Flowers spring from the compost of last years fallen petals and leaves. As the ancient Buddhist Mantra states the Lotus blooms from the muddy pool: "Om Mani Padme Hum"
The Romany mascot is a wagtail and piebald horses are highly prized by Gypsies, as are all creatures that are able to hold both light and dark.
Merle (Merlin) meaning parti-coloured and the "Pied" Piper Hamlin are two mythological examples of western tradition.
When the people of Puritanical Hamlin seek to be delivered from rats that have grown at the same rate of abundance as their store barns, the Pied Piper is summoned with a Devil's bargain reminiscent of theHandless Maiden.

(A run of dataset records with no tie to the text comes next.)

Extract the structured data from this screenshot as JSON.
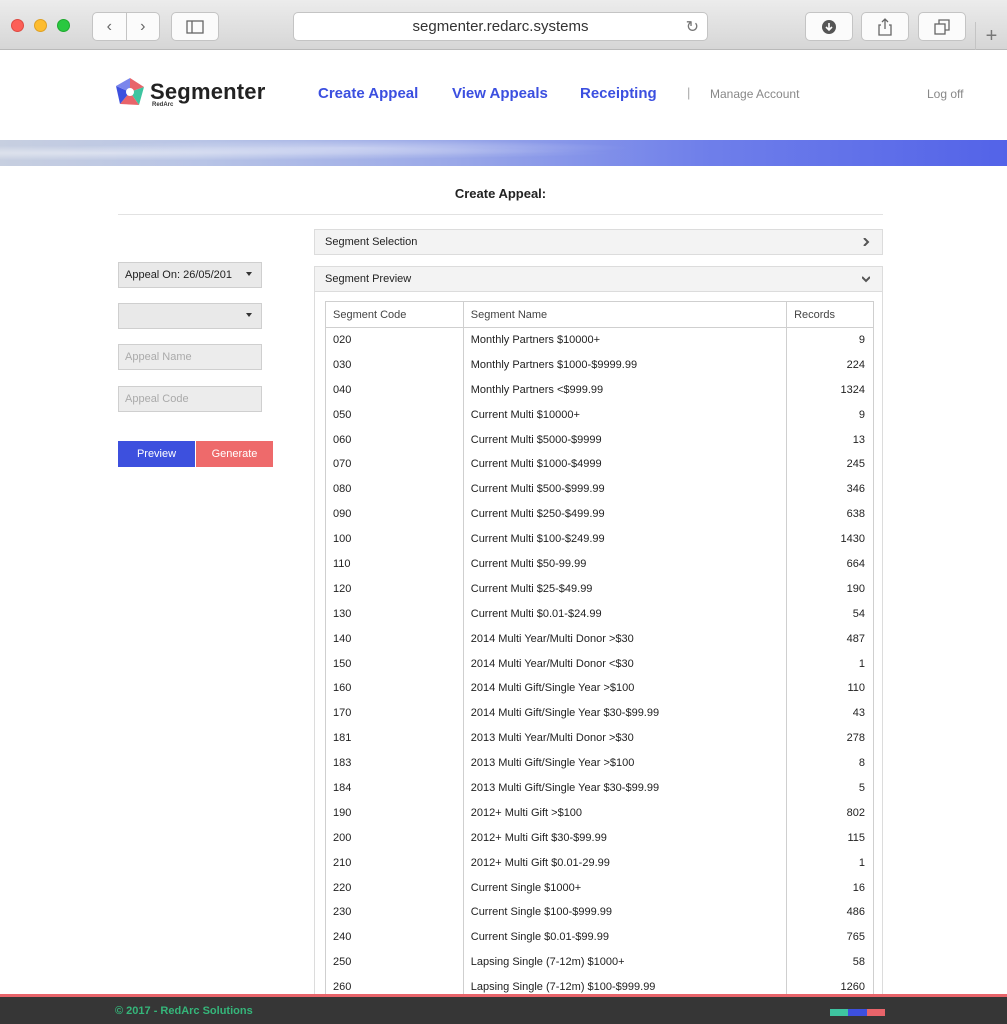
{
  "browser": {
    "url": "segmenter.redarc.systems",
    "colors": {
      "close": "#fc5f57",
      "minimize": "#fdbc2e",
      "zoom": "#29c840"
    }
  },
  "header": {
    "brand": "Segmenter",
    "brand_sub": "RedArc",
    "nav": {
      "create": "Create Appeal",
      "view": "View Appeals",
      "receipting": "Receipting",
      "separator": "|",
      "manage": "Manage Account",
      "logoff": "Log off"
    },
    "accent": "#3b4fe0"
  },
  "page": {
    "title": "Create Appeal:"
  },
  "form": {
    "appeal_on": "Appeal On: 26/05/201",
    "second_select": "",
    "appeal_name_placeholder": "Appeal Name",
    "appeal_code_placeholder": "Appeal Code",
    "preview_label": "Preview",
    "generate_label": "Generate",
    "preview_color": "#3d50de",
    "generate_color": "#ee6a6b"
  },
  "panels": {
    "selection_title": "Segment Selection",
    "preview_title": "Segment Preview"
  },
  "table": {
    "headers": [
      "Segment Code",
      "Segment Name",
      "Records"
    ],
    "rows": [
      [
        "020",
        "Monthly Partners $10000+",
        "9"
      ],
      [
        "030",
        "Monthly Partners $1000-$9999.99",
        "224"
      ],
      [
        "040",
        "Monthly Partners <$999.99",
        "1324"
      ],
      [
        "050",
        "Current Multi $10000+",
        "9"
      ],
      [
        "060",
        "Current Multi $5000-$9999",
        "13"
      ],
      [
        "070",
        "Current Multi $1000-$4999",
        "245"
      ],
      [
        "080",
        "Current Multi $500-$999.99",
        "346"
      ],
      [
        "090",
        "Current Multi $250-$499.99",
        "638"
      ],
      [
        "100",
        "Current Multi $100-$249.99",
        "1430"
      ],
      [
        "110",
        "Current Multi $50-99.99",
        "664"
      ],
      [
        "120",
        "Current Multi $25-$49.99",
        "190"
      ],
      [
        "130",
        "Current Multi $0.01-$24.99",
        "54"
      ],
      [
        "140",
        "2014 Multi Year/Multi Donor >$30",
        "487"
      ],
      [
        "150",
        "2014 Multi Year/Multi Donor <$30",
        "1"
      ],
      [
        "160",
        "2014 Multi Gift/Single Year >$100",
        "110"
      ],
      [
        "170",
        "2014 Multi Gift/Single Year $30-$99.99",
        "43"
      ],
      [
        "181",
        "2013 Multi Year/Multi Donor >$30",
        "278"
      ],
      [
        "183",
        "2013 Multi Gift/Single Year >$100",
        "8"
      ],
      [
        "184",
        "2013 Multi Gift/Single Year $30-$99.99",
        "5"
      ],
      [
        "190",
        "2012+ Multi Gift >$100",
        "802"
      ],
      [
        "200",
        "2012+ Multi Gift $30-$99.99",
        "115"
      ],
      [
        "210",
        "2012+ Multi Gift $0.01-29.99",
        "1"
      ],
      [
        "220",
        "Current Single $1000+",
        "16"
      ],
      [
        "230",
        "Current Single $100-$999.99",
        "486"
      ],
      [
        "240",
        "Current Single $0.01-$99.99",
        "765"
      ],
      [
        "250",
        "Lapsing Single (7-12m) $1000+",
        "58"
      ],
      [
        "260",
        "Lapsing Single (7-12m) $100-$999.99",
        "1260"
      ]
    ]
  },
  "footer": {
    "copyright": "© 2017 - RedArc Solutions",
    "bar_colors": [
      "#3ec4a0",
      "#3d50de",
      "#e8646a"
    ]
  }
}
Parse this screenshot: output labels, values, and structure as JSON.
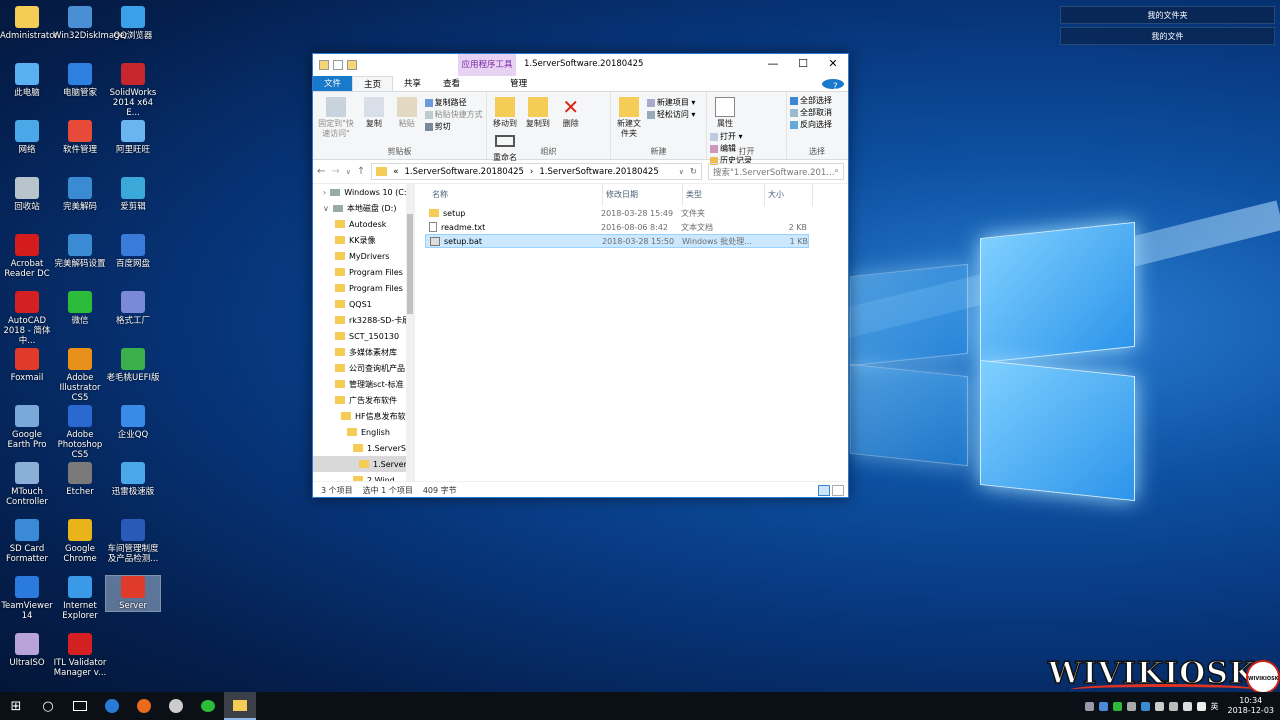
{
  "desktop": {
    "icons": [
      {
        "label": "Administrator",
        "col": 0,
        "row": 0,
        "color": "#f5cd56"
      },
      {
        "label": "Win32DiskImager",
        "col": 1,
        "row": 0,
        "color": "#4a8fd4"
      },
      {
        "label": "QQ浏览器",
        "col": 2,
        "row": 0,
        "color": "#3aa0e8"
      },
      {
        "label": "此电脑",
        "col": 0,
        "row": 1,
        "color": "#5ab0f0"
      },
      {
        "label": "电脑管家",
        "col": 1,
        "row": 1,
        "color": "#2d7fe0"
      },
      {
        "label": "SolidWorks 2014 x64 E...",
        "col": 2,
        "row": 1,
        "color": "#c8262d"
      },
      {
        "label": "网络",
        "col": 0,
        "row": 2,
        "color": "#4aa8e8"
      },
      {
        "label": "软件管理",
        "col": 1,
        "row": 2,
        "color": "#e84a3a"
      },
      {
        "label": "阿里旺旺",
        "col": 2,
        "row": 2,
        "color": "#6ab4f0"
      },
      {
        "label": "回收站",
        "col": 0,
        "row": 3,
        "color": "#b8c4cc"
      },
      {
        "label": "完美解码",
        "col": 1,
        "row": 3,
        "color": "#3a8ad4"
      },
      {
        "label": "爱剪辑",
        "col": 2,
        "row": 3,
        "color": "#3aa8d8"
      },
      {
        "label": "Acrobat Reader DC",
        "col": 0,
        "row": 4,
        "color": "#d41c1c"
      },
      {
        "label": "完美解码设置",
        "col": 1,
        "row": 4,
        "color": "#3a8ad4"
      },
      {
        "label": "百度网盘",
        "col": 2,
        "row": 4,
        "color": "#3a7ad8"
      },
      {
        "label": "AutoCAD 2018 - 简体中...",
        "col": 0,
        "row": 5,
        "color": "#d42020"
      },
      {
        "label": "微信",
        "col": 1,
        "row": 5,
        "color": "#2dbb3a"
      },
      {
        "label": "格式工厂",
        "col": 2,
        "row": 5,
        "color": "#7a8ad8"
      },
      {
        "label": "Foxmail",
        "col": 0,
        "row": 6,
        "color": "#e03a2a"
      },
      {
        "label": "Adobe Illustrator CS5",
        "col": 1,
        "row": 6,
        "color": "#e8901a"
      },
      {
        "label": "老毛桃UEFI版",
        "col": 2,
        "row": 6,
        "color": "#3ab04a"
      },
      {
        "label": "Google Earth Pro",
        "col": 0,
        "row": 7,
        "color": "#7aa8d8"
      },
      {
        "label": "Adobe Photoshop CS5",
        "col": 1,
        "row": 7,
        "color": "#2a6ad0"
      },
      {
        "label": "企业QQ",
        "col": 2,
        "row": 7,
        "color": "#3a8ae8"
      },
      {
        "label": "MTouch Controller",
        "col": 0,
        "row": 8,
        "color": "#8ab0d8"
      },
      {
        "label": "Etcher",
        "col": 1,
        "row": 8,
        "color": "#7a7a7a"
      },
      {
        "label": "迅雷极速版",
        "col": 2,
        "row": 8,
        "color": "#4aa8e8"
      },
      {
        "label": "SD Card Formatter",
        "col": 0,
        "row": 9,
        "color": "#3a8ad8"
      },
      {
        "label": "Google Chrome",
        "col": 1,
        "row": 9,
        "color": "#e8b41a"
      },
      {
        "label": "车间管理制度及产品检测...",
        "col": 2,
        "row": 9,
        "color": "#2a5ab8"
      },
      {
        "label": "TeamViewer 14",
        "col": 0,
        "row": 10,
        "color": "#2a7ae0"
      },
      {
        "label": "Internet Explorer",
        "col": 1,
        "row": 10,
        "color": "#3a9ae8"
      },
      {
        "label": "Server",
        "col": 2,
        "row": 10,
        "color": "#e03a2a",
        "selected": true
      },
      {
        "label": "UltraISO",
        "col": 0,
        "row": 11,
        "color": "#b8a4d8"
      },
      {
        "label": "ITL Validator Manager v...",
        "col": 1,
        "row": 11,
        "color": "#d42020"
      }
    ]
  },
  "explorer": {
    "context_tab": "应用程序工具",
    "title": "1.ServerSoftware.20180425",
    "controls": {
      "minimize": "—",
      "maximize": "☐",
      "close": "✕"
    },
    "tabs": [
      "文件",
      "主页",
      "共享",
      "查看",
      "管理"
    ],
    "help": "?",
    "ribbon": {
      "clipboard": {
        "pin": "固定到\"快速访问\"",
        "copy": "复制",
        "paste": "粘贴",
        "copy_path": "复制路径",
        "paste_shortcut": "粘贴快捷方式",
        "cut": "剪切",
        "label": "剪贴板"
      },
      "organize": {
        "move_to": "移动到",
        "copy_to": "复制到",
        "delete": "删除",
        "rename": "重命名",
        "label": "组织"
      },
      "new": {
        "new_folder": "新建文件夹",
        "new_item": "新建项目 ▾",
        "easy_access": "轻松访问 ▾",
        "label": "新建"
      },
      "open": {
        "properties": "属性",
        "open": "打开 ▾",
        "edit": "编辑",
        "history": "历史记录",
        "label": "打开"
      },
      "select": {
        "select_all": "全部选择",
        "select_none": "全部取消",
        "invert": "反向选择",
        "label": "选择"
      }
    },
    "address": {
      "prefix": "«",
      "crumbs": [
        "1.ServerSoftware.20180425",
        "1.ServerSoftware.20180425"
      ],
      "sep": "›",
      "search_placeholder": "搜索\"1.ServerSoftware.201...",
      "nav_back": "←",
      "nav_forward": "→",
      "nav_history": "∨",
      "nav_up": "↑",
      "dropdown": "∨",
      "refresh": "↻"
    },
    "tree": [
      {
        "label": "Windows 10 (C:)",
        "indent": 0,
        "type": "drive",
        "arrow": "›"
      },
      {
        "label": "本地磁盘 (D:)",
        "indent": 0,
        "type": "drive",
        "arrow": "∨"
      },
      {
        "label": "Autodesk",
        "indent": 1,
        "type": "folder"
      },
      {
        "label": "KK录像",
        "indent": 1,
        "type": "folder"
      },
      {
        "label": "MyDrivers",
        "indent": 1,
        "type": "folder"
      },
      {
        "label": "Program Files",
        "indent": 1,
        "type": "folder"
      },
      {
        "label": "Program Files",
        "indent": 1,
        "type": "folder"
      },
      {
        "label": "QQS1",
        "indent": 1,
        "type": "folder"
      },
      {
        "label": "rk3288-SD-卡刷",
        "indent": 1,
        "type": "folder"
      },
      {
        "label": "SCT_150130",
        "indent": 1,
        "type": "folder"
      },
      {
        "label": "多媒体素材库",
        "indent": 1,
        "type": "folder"
      },
      {
        "label": "公司查询机产品",
        "indent": 1,
        "type": "folder"
      },
      {
        "label": "管理端sct-标准",
        "indent": 1,
        "type": "folder"
      },
      {
        "label": "广告发布软件",
        "indent": 1,
        "type": "folder"
      },
      {
        "label": "HF信息发布软",
        "indent": 2,
        "type": "folder"
      },
      {
        "label": "English",
        "indent": 3,
        "type": "folder"
      },
      {
        "label": "1.ServerS",
        "indent": 4,
        "type": "folder"
      },
      {
        "label": "1.Server",
        "indent": 5,
        "type": "folder",
        "selected": true
      },
      {
        "label": "2.Wind",
        "indent": 4,
        "type": "folder"
      }
    ],
    "columns": [
      "名称",
      "修改日期",
      "类型",
      "大小"
    ],
    "files": [
      {
        "name": "setup",
        "date": "2018-03-28 15:49",
        "type": "文件夹",
        "size": "",
        "kind": "folder"
      },
      {
        "name": "readme.txt",
        "date": "2016-08-06 8:42",
        "type": "文本文档",
        "size": "2 KB",
        "kind": "txt"
      },
      {
        "name": "setup.bat",
        "date": "2018-03-28 15:50",
        "type": "Windows 批处理...",
        "size": "1 KB",
        "kind": "bat",
        "selected": true
      }
    ],
    "status": {
      "count": "3 个项目",
      "selected": "选中 1 个项目",
      "size": "409 字节"
    }
  },
  "favorites": [
    "我的文件夹",
    "我的文件"
  ],
  "taskbar": {
    "start": "⊞",
    "search": "○",
    "tray_time": "10:34",
    "tray_date": "2018-12-03",
    "tray_input": "英"
  },
  "watermark": {
    "brand": "WIVIKIOSK",
    "seal": "WIVIKIOSK"
  }
}
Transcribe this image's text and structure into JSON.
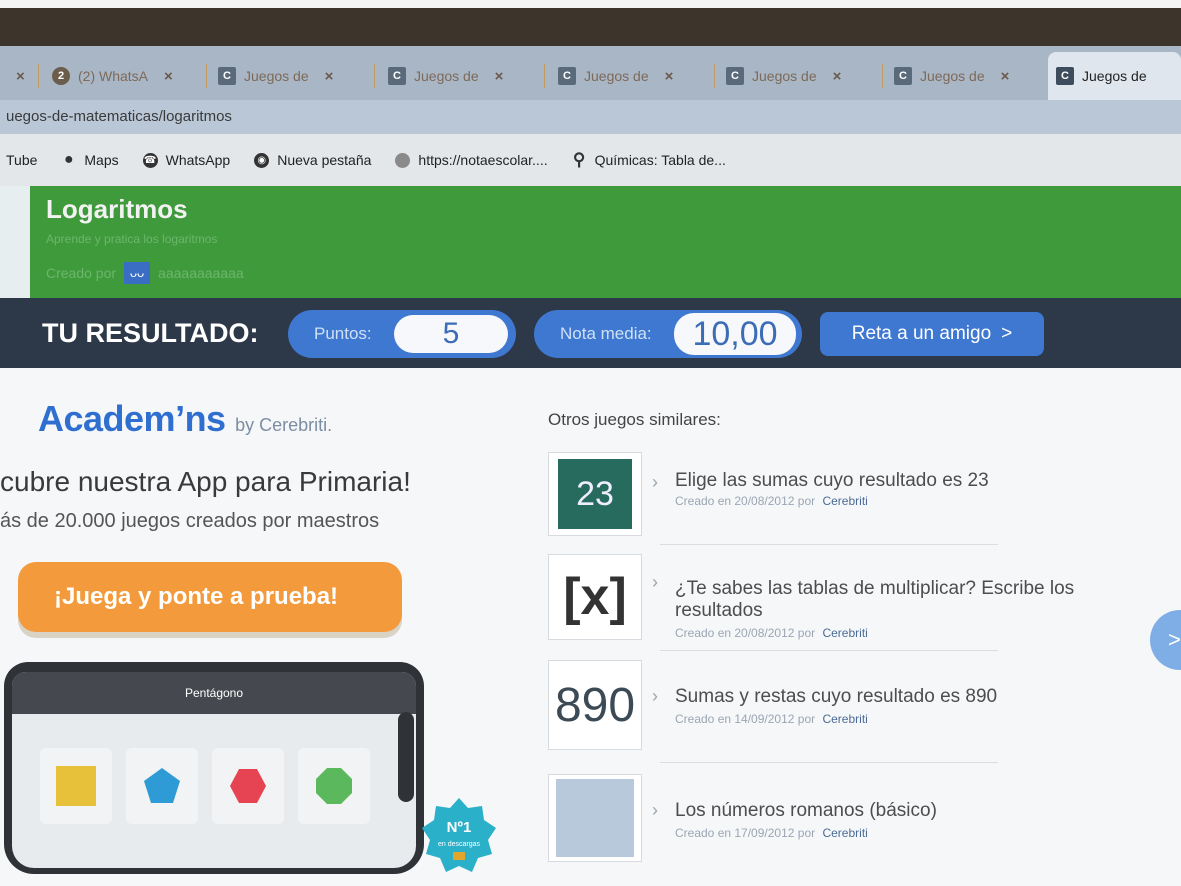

His is a cautionary tale, reminding us that we cannot eliminate shadow without also extinguishing light.
As The aged Mage says to his young Prentice in Earthsea Quartet
"To light a candle is to cast a shadow."
.."To change this rock into a jewel, you must change it's true name. And to do that, my son, even to so small a scrap of the world, is to change the world.
" A rock is a good thing too, you know," he said, speaking less gravely. "If the Isles of Earthsea were all made of Diamond, we'd lead a hard life here."
I believe that God does not want us changed, purified or rarefied like recalcitrant offerings on a sterile alter. Jesus says many times, "I seek mercy not sacrifice."
We put on many natures, many masks and many persona's at each stage of our lives.
The real pearl of great price is our truth, our true nature; the part of us that is connected to all beings.
To be made whole "holy" is to be whole and that means to be authentically ourselves; living in close communion with our soul and the souls of those around us, including the plants animals and elements.
“The beginning of love is the will to let those we love be perfectly themselves, the resolution not to twist them to fit our own image.”
― Thomas Merton, The Way of Chuang Tzu
Knowing how to embrace imperfection in ourselves and others is a hard art.
In the Navajo tradition an imperfection is always woven into the corner of a mat or rug to remind the people of the true nature of things.
In the Wabi Sabi tradition of Japan integrating imperfection into the whole is literally an art as cracks in vases are glorified with gold inlay.
As Leonard Cohen famously said
" There is a crack in everything. That's how the light gets in."
Maybe it is where compassion, acceptance and forgiveness gets in too.
Glory be to God for dappled things –
For skies of couple-colour as a brinded cow;
For rose-moles all in stipple upon trout that swim;
Fresh-firecoal chestnut-falls; finches’ wings;
Landscape plotted and pieced – fold, fallow, and plough;
And áll trádes, their gear and tackle and trim.
All things counter, original, spare, strange;
Whatever is fickle, freckled (who knows how?)
With swift, slow; sweet, sour; adazzle, dim;
He fathers-forth whose beauty is past change: